When Beijing last rounded up dozens of human-rights lawyers in 2011, it was clearly scared of a “Jasmine Revolution” like the protests then rocking the Middle East. But when Chinese police detained more than a hundred human-rights lawyers across the country over just a few days this month, there was no pretense of anything other than bare-knuckled crushing of the courageous rule of law advocates who have helped build China’s civil society over the past decade.
On July 10, Beijing police first took into custody lawyer Wang Yu, and then the director and staff of Wang’s employer, Fengrui Law Firm. Within the next 24 hours, what originally looked like a targeted attack on one law firm turned out to be a coordinated hunt for human-rights lawyers across nineteen provinces [Chinese]. While most have now been released, seven have been criminally detained, while the fate of at least fifteen remain unclear. The message that defending basic rights can cost you your freedom went out loud and clear across the country.
China’s state broadcaster Xinhua immediately published an article [Chinese] justifying the police crackdown on “a well-organized criminal gang” that, in the name of “defending rights, justice and charity,” had “seriously disturbed public order.” Lawyers had “hyped up” “public pressure on the government” by mobilizing activists and dissatisfied petitioners in order to “gain fame and money.” Leaving aside how Xinhua could draw such conclusions within hours of the arrests and well ahead of any judicial proceedings, the article neither explained how exactly the lawyers disturbed public order nor offered any other credible evidence of wrongdoing.
Why is this happening now, as President Xi Jinping prepares for state visits to key capitals, including Washington, DC, as leaders routinely proclaim commitment to the “rule of law,” and at a time when Beijing faces no serious threats?
Since 2003, China has seen the rise of a “rights defense”—weiquan—movement, in which all kinds of popular and often spontaneous advocacy by netizens, activists, lawyers, and online commentators responding to injustices could snowball into pressure on the government. While the authorities have grown less tolerant of this movement, there was always an invisible “red line” within which a certain level of dissent was tolerated.
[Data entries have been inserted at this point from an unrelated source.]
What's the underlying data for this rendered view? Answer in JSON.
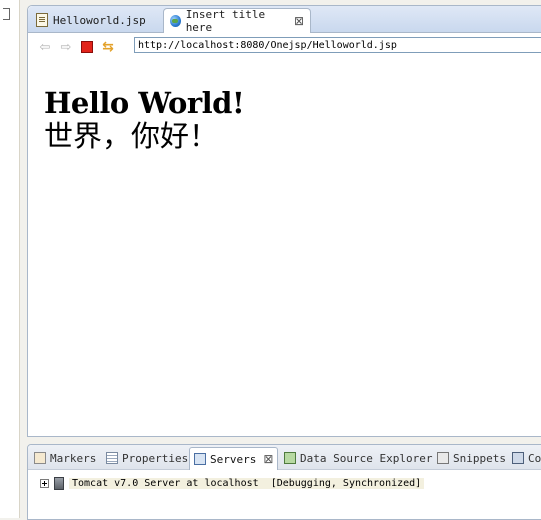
{
  "editor": {
    "tabs": [
      {
        "label": "Helloworld.jsp",
        "icon": "jsp-file-icon",
        "active": false
      },
      {
        "label": "Insert title here",
        "icon": "globe-icon",
        "active": true
      }
    ],
    "browser": {
      "url": "http://localhost:8080/Onejsp/Helloworld.jsp"
    },
    "page": {
      "heading": "Hello World!",
      "chinese": "世界，你好！"
    }
  },
  "panel": {
    "tabs": [
      {
        "label": "Markers",
        "icon": "markers-icon"
      },
      {
        "label": "Properties",
        "icon": "properties-icon"
      },
      {
        "label": "Servers",
        "icon": "servers-icon",
        "active": true
      },
      {
        "label": "Data Source Explorer",
        "icon": "data-source-icon"
      },
      {
        "label": "Snippets",
        "icon": "snippets-icon"
      },
      {
        "label": "Co",
        "icon": "console-icon"
      }
    ],
    "server": {
      "name": "Tomcat v7.0 Server at localhost",
      "status": "[Debugging, Synchronized]"
    }
  },
  "colors": {
    "stop": "#e2231a",
    "tab_gradient": "#dfe8f6"
  }
}
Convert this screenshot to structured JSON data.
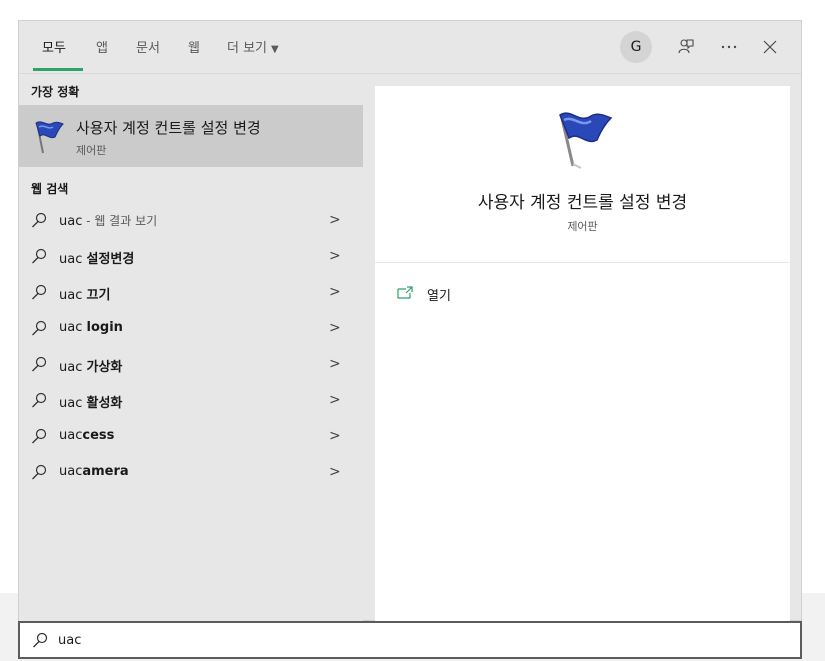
{
  "tabs": [
    {
      "label": "모두"
    },
    {
      "label": "앱"
    },
    {
      "label": "문서"
    },
    {
      "label": "웹"
    },
    {
      "label": "더 보기"
    }
  ],
  "header": {
    "avatar_letter": "G"
  },
  "best_match": {
    "section_title": "가장 정확",
    "title": "사용자 계정 컨트롤 설정 변경",
    "subtitle": "제어판",
    "icon": "blue-flag-icon"
  },
  "web_search": {
    "section_title": "웹 검색",
    "items": [
      {
        "prefix": "uac",
        "bold": "",
        "hint": " - 웹 결과 보기"
      },
      {
        "prefix": "uac ",
        "bold": "설정변경",
        "hint": ""
      },
      {
        "prefix": "uac ",
        "bold": "끄기",
        "hint": ""
      },
      {
        "prefix": "uac ",
        "bold": "login",
        "hint": ""
      },
      {
        "prefix": "uac ",
        "bold": "가상화",
        "hint": ""
      },
      {
        "prefix": "uac ",
        "bold": "활성화",
        "hint": ""
      },
      {
        "prefix": "uac",
        "bold": "cess",
        "hint": ""
      },
      {
        "prefix": "uac",
        "bold": "amera",
        "hint": ""
      }
    ]
  },
  "preview": {
    "title": "사용자 계정 컨트롤 설정 변경",
    "subtitle": "제어판",
    "actions": [
      {
        "label": "열기",
        "icon": "open-window-icon"
      }
    ]
  },
  "search": {
    "value": "uac"
  },
  "colors": {
    "accent": "#2ba36a",
    "selected_bg": "#cbcbcb",
    "panel_bg": "#e7e7e7"
  }
}
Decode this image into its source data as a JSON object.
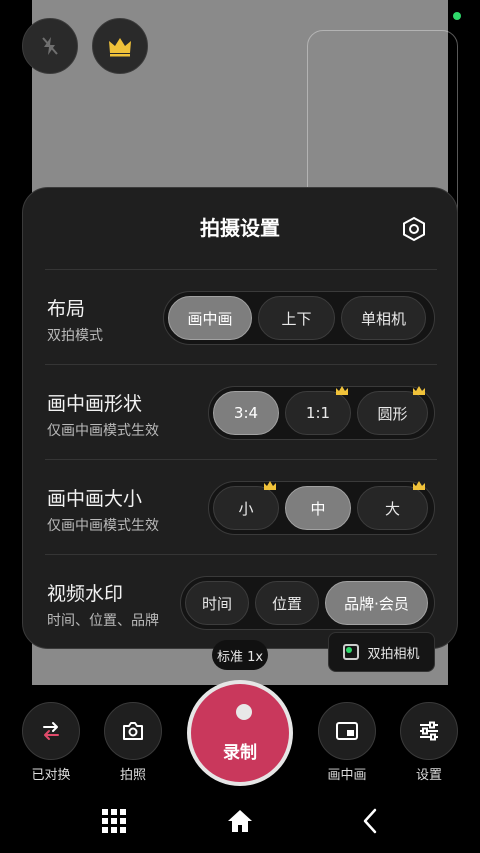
{
  "panel": {
    "title": "拍摄设置"
  },
  "rows": [
    {
      "title": "布局",
      "subtitle": "双拍模式",
      "options": [
        "画中画",
        "上下",
        "单相机"
      ],
      "selected": 0
    },
    {
      "title": "画中画形状",
      "subtitle": "仅画中画模式生效",
      "options": [
        "3:4",
        "1:1",
        "圆形"
      ],
      "selected": 0
    },
    {
      "title": "画中画大小",
      "subtitle": "仅画中画模式生效",
      "options": [
        "小",
        "中",
        "大"
      ],
      "selected": 1
    },
    {
      "title": "视频水印",
      "subtitle": "时间、位置、品牌",
      "options": [
        "时间",
        "位置",
        "品牌·会员"
      ],
      "selected": 2
    }
  ],
  "zoom_label": "标准 1x",
  "dual_camera_label": "双拍相机",
  "bottom": {
    "switch_label": "已对换",
    "photo_label": "拍照",
    "record_label": "录制",
    "pip_label": "画中画",
    "settings_label": "设置"
  },
  "colors": {
    "record": "#c9385c",
    "crown": "#f0c23a",
    "status_dot": "#2fd86b"
  },
  "icons": [
    "flash-off-icon",
    "crown-icon",
    "settings-hex-icon",
    "swap-icon",
    "camera-icon",
    "pip-icon",
    "sliders-icon",
    "grid-menu-icon",
    "home-icon",
    "back-icon"
  ]
}
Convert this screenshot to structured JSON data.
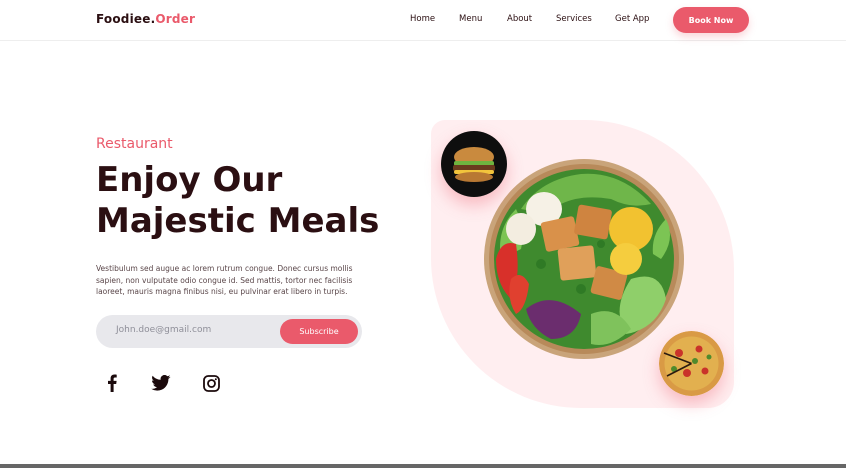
{
  "header": {
    "logo_brand": "Foodiee.",
    "logo_accent": "Order",
    "nav": [
      "Home",
      "Menu",
      "About",
      "Services",
      "Get App"
    ],
    "book_button": "Book Now"
  },
  "hero": {
    "eyebrow": "Restaurant",
    "headline_line1": "Enjoy Our",
    "headline_line2": "Majestic Meals",
    "description": "Vestibulum sed augue ac lorem rutrum congue. Donec cursus mollis sapien, non vulputate odio congue id. Sed mattis, tortor nec facilisis laoreet, mauris magna finibus nisi, eu pulvinar erat libero in turpis.",
    "subscribe": {
      "placeholder": "John.doe@gmail.com",
      "button": "Subscribe"
    },
    "socials": [
      "facebook-icon",
      "twitter-icon",
      "instagram-icon"
    ]
  },
  "colors": {
    "accent": "#ea5a6b",
    "text_dark": "#2b0f12",
    "blob": "#ffeef0",
    "input_bg": "#e8e8ec"
  }
}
But things changed when President Xi came to power two years ago. Under his leadership, authorities started to target some of the most innovative activists working within this red line. China imprisoned legal scholar Xu Zhiyong, whose long list of achievements included founding the Open Constitution Initiative and the New Citizens Movement. Authorities detained lawyer Pu Zhiqiang, whose social media savviness helped to abolish arbitrary detention camps. The government harassed the anti-discrimination civic group Yirenping, which pioneered public interests lawsuits. Officials arrested activist Wu Gan, whose unabashed mockery of the authorities drew him numerous fans. Most recently, Beijing targeted the Fengrui Law Firm, which has provided employment and key cases for outspoken lawyers.
Meanwhile, authorities have also taken aim at the Internet and the press, emphasizing the importance of “correct” ideology and supremacy of the Communist Party among university lecturers, Party members, and journalists. And they have introduced a raft of national security laws that cast dissent as threats to the state, which have met little vocal domestic opposition as there are few left to criticize them.
Compare how, in 2009, Wu Gan drew online attention to the case of Deng Yujiao, a hotel worker who killed a government official in self-defense against attempted rape. The efforts of Wu and others—including Pu Zhiqiang, whose lawyers in the firm provided legal aid–challenged the police’s original claims of manslaughter and led to her release. Fast forward six years later, and Wu’s efforts to question an incident of a police shooting in Heilongjiang Province have instead led not only to his own arrest, but also to the detention of other lawyers.
The government’s current campaign is not about a single law firm or a handful of lawyers. It is about the discrediting of the very modus operandi of the rights defense movement. Collectively these trailblazing individuals and organizations have done the coal-face work, at great personal risk, to try making human rights a reality for ordinary people in China. With this massive lawyers sweep, we can bid farewell to one of the only vehicles to provide real relief to victims of human rights violations in China.
When Xi visits the US in September, he should not leave without an unequivocal public message from Obama urging an end to the crackdown. The fate of this movement intertwines with that of China’s, and consequently, with that of US-China relations.
If Washington and other capitals fail to impose at least a reputational price on Beijing, it will certainly be seen in China as a green light to further tighten the stranglehold on civil society.